Offshore Bank Account & Divorce (2018) – Disclosing Offshore Accounts
Many years ago, I clerked for a former Chief Judge for all the General Courts in Virginia State, and his #1 advice to me in the practice of law: always aim before firing.
This is never more true than in situations involving Offshore Accounts and divorce.
Offshore Accounts & Divorce
Typical Example: A married couple with a combined net worth of $5M+ are in the middle of divorce and Wife recently discovered Husband’s offshore accounts.
Family Law Aspect
This wealthy married couple (Husband and Wife for the sake of this example) have grown apart and no longer enjoy each other’s company. As a result, they decide to divorce and during the divorce, Wife uncovers a treasure trove. It turns out Husband has millions of dollars stashed away in offshore funds.
Wife is now in a serious position of leverage on all fronts. First, when it comes to the divorce, Wife is in the top position. Wife has the ability to use this newfound discovery to leverage a better settlement or otherwise continue probing into Husband’s financial affairs.

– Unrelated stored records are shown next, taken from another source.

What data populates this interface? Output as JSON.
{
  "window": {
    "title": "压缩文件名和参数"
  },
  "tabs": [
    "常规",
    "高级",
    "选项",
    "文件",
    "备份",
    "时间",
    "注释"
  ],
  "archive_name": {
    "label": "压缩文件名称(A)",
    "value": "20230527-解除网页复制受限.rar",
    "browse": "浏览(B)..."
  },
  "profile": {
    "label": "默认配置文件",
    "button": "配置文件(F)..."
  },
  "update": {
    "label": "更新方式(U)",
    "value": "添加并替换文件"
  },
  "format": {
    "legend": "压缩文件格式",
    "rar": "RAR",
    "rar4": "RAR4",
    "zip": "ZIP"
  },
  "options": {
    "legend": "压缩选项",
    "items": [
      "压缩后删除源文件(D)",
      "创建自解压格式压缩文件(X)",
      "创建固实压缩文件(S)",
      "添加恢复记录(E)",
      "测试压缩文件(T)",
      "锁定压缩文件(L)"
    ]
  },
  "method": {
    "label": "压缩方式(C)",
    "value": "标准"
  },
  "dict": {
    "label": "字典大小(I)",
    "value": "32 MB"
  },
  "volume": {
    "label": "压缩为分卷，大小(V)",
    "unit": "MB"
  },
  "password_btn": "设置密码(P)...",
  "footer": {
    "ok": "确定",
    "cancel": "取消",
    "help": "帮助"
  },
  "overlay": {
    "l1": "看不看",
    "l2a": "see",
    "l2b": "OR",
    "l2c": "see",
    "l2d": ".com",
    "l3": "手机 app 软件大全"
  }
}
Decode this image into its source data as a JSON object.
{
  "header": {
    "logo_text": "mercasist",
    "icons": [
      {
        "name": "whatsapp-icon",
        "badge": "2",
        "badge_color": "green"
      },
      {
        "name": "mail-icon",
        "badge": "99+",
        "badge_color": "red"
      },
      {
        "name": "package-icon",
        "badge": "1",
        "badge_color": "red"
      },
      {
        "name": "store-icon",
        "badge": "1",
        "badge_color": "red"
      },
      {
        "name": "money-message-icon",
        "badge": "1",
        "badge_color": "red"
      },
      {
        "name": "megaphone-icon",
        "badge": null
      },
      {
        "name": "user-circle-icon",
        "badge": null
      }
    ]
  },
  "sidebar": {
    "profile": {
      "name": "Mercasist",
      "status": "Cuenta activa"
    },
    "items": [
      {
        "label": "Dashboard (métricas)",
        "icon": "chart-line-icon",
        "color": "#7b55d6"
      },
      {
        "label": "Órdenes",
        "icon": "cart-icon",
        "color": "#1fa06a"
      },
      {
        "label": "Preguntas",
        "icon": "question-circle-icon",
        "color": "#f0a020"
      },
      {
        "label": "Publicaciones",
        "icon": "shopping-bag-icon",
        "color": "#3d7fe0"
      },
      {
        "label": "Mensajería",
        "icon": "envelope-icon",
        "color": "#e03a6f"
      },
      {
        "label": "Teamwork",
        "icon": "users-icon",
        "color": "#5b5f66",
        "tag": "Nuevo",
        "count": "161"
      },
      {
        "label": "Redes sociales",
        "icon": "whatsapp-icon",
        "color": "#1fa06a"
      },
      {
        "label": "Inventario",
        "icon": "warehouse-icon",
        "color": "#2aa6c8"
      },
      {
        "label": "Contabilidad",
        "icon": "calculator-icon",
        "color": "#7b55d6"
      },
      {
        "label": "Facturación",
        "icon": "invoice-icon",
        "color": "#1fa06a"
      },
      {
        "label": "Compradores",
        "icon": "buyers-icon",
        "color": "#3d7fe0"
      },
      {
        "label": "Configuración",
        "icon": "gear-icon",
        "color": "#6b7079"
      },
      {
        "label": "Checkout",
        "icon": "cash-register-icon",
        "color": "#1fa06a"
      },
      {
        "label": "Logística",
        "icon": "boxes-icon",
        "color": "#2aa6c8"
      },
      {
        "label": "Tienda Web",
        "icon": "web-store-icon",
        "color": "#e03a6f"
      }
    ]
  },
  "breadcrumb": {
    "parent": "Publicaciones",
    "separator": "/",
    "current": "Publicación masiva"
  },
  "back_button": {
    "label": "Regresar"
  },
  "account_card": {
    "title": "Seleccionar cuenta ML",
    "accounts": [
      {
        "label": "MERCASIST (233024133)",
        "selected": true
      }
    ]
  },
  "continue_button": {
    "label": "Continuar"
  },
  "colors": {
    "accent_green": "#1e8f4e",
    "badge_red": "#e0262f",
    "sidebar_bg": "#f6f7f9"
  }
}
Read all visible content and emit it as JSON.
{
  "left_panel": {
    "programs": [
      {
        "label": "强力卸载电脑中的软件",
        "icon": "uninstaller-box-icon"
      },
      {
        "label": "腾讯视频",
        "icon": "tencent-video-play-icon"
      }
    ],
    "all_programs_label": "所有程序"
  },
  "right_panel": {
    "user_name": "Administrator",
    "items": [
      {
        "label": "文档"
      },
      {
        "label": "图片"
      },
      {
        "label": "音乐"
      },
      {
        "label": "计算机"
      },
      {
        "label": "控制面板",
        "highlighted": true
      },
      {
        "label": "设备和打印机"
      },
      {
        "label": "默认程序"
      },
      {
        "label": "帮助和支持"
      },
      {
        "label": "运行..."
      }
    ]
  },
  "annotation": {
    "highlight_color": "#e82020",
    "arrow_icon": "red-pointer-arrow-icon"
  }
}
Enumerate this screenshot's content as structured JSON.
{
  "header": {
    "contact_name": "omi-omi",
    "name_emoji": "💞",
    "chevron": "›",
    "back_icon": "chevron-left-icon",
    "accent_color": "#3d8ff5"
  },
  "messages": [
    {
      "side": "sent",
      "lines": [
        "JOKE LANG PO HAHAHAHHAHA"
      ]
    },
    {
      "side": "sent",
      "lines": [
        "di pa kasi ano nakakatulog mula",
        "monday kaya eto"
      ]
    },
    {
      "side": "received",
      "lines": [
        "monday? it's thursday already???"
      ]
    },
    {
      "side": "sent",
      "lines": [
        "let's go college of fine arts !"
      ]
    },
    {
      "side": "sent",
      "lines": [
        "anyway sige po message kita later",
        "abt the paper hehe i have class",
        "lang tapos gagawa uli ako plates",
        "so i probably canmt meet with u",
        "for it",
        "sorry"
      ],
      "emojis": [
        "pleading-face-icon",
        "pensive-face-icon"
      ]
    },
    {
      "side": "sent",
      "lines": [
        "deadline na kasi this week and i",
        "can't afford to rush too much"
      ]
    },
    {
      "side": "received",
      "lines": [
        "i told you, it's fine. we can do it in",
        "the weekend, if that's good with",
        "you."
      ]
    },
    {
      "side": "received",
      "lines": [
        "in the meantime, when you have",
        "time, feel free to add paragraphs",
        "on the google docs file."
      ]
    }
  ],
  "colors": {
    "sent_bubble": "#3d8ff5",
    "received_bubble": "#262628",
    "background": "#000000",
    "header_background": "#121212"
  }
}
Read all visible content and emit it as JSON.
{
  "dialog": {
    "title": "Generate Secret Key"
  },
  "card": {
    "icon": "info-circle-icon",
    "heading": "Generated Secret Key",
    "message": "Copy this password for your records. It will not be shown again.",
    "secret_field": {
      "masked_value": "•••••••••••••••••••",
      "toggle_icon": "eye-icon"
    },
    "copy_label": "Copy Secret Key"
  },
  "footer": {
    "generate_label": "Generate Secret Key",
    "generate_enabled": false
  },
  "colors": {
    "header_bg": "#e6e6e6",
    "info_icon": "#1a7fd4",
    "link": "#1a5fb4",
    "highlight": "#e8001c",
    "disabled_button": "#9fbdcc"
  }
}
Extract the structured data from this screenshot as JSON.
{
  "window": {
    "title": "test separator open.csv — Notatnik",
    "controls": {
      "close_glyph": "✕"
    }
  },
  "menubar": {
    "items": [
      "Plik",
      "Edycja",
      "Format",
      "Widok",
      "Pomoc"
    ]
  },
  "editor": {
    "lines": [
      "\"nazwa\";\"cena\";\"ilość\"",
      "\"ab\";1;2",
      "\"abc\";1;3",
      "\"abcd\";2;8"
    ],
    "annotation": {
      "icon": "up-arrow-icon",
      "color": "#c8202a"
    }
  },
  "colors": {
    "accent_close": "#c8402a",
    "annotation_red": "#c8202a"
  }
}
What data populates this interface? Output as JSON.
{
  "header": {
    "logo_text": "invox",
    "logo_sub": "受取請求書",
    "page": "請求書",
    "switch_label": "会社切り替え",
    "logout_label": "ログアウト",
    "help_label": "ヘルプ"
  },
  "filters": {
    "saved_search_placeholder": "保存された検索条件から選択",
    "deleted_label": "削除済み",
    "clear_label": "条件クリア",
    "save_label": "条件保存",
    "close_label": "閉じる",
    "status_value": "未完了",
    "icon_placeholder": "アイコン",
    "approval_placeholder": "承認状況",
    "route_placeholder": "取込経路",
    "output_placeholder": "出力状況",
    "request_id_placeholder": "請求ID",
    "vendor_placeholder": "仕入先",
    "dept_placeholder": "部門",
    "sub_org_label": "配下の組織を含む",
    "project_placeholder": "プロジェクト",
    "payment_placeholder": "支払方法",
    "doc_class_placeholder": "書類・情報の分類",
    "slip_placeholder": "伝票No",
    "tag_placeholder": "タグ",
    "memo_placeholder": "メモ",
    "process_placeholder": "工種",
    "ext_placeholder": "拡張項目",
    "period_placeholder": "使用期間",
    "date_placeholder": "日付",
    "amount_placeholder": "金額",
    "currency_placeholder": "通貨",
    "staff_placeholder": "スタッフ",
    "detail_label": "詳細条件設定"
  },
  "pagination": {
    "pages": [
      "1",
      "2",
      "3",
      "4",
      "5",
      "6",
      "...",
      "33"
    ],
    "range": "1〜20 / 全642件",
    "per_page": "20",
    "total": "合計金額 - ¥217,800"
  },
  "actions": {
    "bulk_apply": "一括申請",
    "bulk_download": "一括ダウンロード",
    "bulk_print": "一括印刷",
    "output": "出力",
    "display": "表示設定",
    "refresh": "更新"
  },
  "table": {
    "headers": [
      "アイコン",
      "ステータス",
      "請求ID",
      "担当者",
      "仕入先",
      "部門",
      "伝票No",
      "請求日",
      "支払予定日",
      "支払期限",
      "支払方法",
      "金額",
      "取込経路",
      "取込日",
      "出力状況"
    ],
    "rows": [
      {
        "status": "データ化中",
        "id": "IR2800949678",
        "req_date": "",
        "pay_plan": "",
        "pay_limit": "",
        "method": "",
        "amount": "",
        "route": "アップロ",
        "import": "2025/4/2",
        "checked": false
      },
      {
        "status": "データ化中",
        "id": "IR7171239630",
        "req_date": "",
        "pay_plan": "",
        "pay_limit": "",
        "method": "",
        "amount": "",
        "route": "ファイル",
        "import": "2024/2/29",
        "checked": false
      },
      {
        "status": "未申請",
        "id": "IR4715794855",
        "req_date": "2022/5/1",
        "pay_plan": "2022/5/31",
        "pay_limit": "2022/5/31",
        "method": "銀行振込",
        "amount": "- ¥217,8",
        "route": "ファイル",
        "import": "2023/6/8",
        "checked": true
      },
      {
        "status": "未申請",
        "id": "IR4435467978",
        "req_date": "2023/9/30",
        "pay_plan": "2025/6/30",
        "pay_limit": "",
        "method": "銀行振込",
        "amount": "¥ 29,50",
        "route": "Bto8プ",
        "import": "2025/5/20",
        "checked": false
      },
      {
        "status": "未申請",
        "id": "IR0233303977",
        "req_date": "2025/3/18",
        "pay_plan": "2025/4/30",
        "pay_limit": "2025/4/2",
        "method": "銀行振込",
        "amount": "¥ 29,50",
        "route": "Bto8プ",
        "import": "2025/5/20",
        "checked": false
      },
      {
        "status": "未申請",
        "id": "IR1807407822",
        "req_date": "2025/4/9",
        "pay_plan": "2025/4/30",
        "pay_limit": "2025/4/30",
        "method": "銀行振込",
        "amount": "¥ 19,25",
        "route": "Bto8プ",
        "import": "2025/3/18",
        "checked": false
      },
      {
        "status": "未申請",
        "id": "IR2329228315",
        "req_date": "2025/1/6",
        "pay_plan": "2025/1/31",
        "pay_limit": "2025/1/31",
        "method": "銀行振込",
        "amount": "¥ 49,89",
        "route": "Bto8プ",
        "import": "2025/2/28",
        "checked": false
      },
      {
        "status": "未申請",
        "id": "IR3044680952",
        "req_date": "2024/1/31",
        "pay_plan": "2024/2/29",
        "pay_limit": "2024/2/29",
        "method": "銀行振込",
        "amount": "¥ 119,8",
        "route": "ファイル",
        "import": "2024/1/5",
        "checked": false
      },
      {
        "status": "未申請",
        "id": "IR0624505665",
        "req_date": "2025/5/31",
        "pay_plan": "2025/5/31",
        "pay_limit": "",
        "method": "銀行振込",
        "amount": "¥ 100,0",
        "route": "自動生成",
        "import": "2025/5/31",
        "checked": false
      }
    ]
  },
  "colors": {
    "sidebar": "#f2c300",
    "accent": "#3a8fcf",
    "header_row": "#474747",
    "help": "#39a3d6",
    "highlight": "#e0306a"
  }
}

Oftentimes, Husband will have other issues here he is hiding as well and would prefer that Wife just let sleeping dogs lie. As a result, they agree to a settlement which is much higher than Wife would’ve initially believed available because Wife was unaware of the $9 million that Husband has been hiding offshore.
This is a good thing (at least for Wife).
IRS Offshore Disclosure
On the other hand, this could actually turn out to be a very bad thing for both Husband and Wife. Why? Because the spouses filed married filing jointly (MFJ). Therefore, from the IRS’ perspective, each year the couple filed MFJ is a year in which both spouses will be liable on the tax return.
Therefore, for each year in which the account was not reported and the resulting income was not disclosed to the IRS is another year in which both parties may be subject to significant fines and penalties.
This will impact the amount of money left in the marital settlement, because, if the Internal Revenue Service believes the spouses acted willfully (which it seems like Husband did), then the IRS can come after them for upwards of 50% value of the account per year in penalties.
When this number is multiplied by three or six years depending on how long the audit is for, the penalty can max out at 100% (it used to be 300%, but the IRS was nice enough to limit the penalty to 100% value of the money).
What Do You Do?
Especially when a divorce is acrimonious (and really, when is it not), Wife wants to run off to the IRS and disclose the information she learned about her husband. This is not the best way to go about it; in fact, it is a horrible idea.
You Need to Aim First
Before proactively making any representation to the IRS, Wife needs to get her ducks in a row. The way she can do this, is by contacting an experienced offshore disclosure lawyer in determining what the best method would be for voluntary disclosure.
See, the Internal Revenue Service has made offshore tax enforcement a key priority. So much so, that the IRS is devoting significant resources to the investigation of individuals who have unreported foreign accounts. Moreover, the penalties for undisclosed foreign accounts are very steep and the resulting IRS penalty can literally wipe out the amount of money in the accounts.
Offshore Voluntary Disclosure
The IRS has developed and implemented numerous offshore voluntary disclosure programs designed to safely bring individuals into compliance. These programs are available whether or not the spouse knew or was unaware of the accounts. Moreover, even though the penalties can sometimes be a little steep depending on which program the person enters, typically the clients avoid any criminal prosecution.
Moreover, one spouse can enter the program even if the other spouse does not want to cooperate.
Golding & Golding, A PLC
We have successfully represented clients in more than 1000 streamlined and voluntary disclosure submissions nationwide, and in over 70-different countries.
We are the “go-to” firm for other Attorneys, CPAs, Enrolled Agents, Accountants, and Financial Professionals across the globe.
- Learn more about the Board-Certified Tax Law Specialist credential
- Learn more about Golding & Golding’s Case Accomplishments
- Learn more about Golding & Golding Testimonials from prior clients
Sean holds a Master's in Tax Law from one of the top Tax LL.M. programs in the country at the University of Denver. He has also earned the prestigious IRS Enrolled Agent credential. Mr. Golding's articles have been referenced in such publications as the Washington Post, Forbes, Nolo, and various Law Journals nationwide.